Using the listing below, select the lines with the word "removed" and copy them.
══════════
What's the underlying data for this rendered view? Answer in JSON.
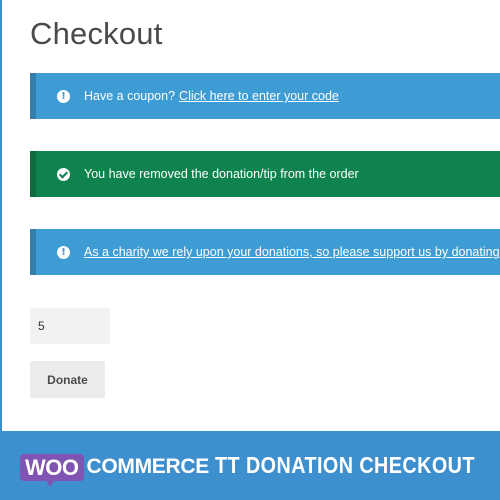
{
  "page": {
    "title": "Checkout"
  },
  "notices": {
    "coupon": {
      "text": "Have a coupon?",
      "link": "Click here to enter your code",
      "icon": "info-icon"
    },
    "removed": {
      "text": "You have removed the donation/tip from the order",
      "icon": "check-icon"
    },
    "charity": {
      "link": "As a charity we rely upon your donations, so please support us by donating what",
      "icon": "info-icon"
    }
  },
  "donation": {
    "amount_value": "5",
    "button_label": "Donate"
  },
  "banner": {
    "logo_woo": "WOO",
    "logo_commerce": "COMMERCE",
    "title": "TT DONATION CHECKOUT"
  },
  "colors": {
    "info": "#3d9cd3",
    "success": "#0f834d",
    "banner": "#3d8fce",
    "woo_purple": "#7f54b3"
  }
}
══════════
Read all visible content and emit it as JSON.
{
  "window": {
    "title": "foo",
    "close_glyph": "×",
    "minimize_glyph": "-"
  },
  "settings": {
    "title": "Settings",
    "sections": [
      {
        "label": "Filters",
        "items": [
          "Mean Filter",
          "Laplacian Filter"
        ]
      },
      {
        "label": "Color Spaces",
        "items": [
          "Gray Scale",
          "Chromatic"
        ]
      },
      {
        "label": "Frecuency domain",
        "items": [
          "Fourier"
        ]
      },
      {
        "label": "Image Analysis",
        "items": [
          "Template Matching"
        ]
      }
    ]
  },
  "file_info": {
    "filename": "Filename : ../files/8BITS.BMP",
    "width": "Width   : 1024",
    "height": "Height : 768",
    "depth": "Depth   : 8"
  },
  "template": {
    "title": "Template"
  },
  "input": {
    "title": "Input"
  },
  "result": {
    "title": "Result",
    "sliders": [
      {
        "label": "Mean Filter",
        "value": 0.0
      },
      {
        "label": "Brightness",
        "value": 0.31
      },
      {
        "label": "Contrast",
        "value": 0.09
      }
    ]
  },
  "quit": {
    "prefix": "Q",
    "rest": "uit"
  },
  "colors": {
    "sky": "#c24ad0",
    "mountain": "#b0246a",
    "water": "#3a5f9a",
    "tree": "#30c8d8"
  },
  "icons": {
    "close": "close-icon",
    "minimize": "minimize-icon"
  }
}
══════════
TASK SOLUTION:
    "removed": {
      "text": "You have removed the donation/tip from the order",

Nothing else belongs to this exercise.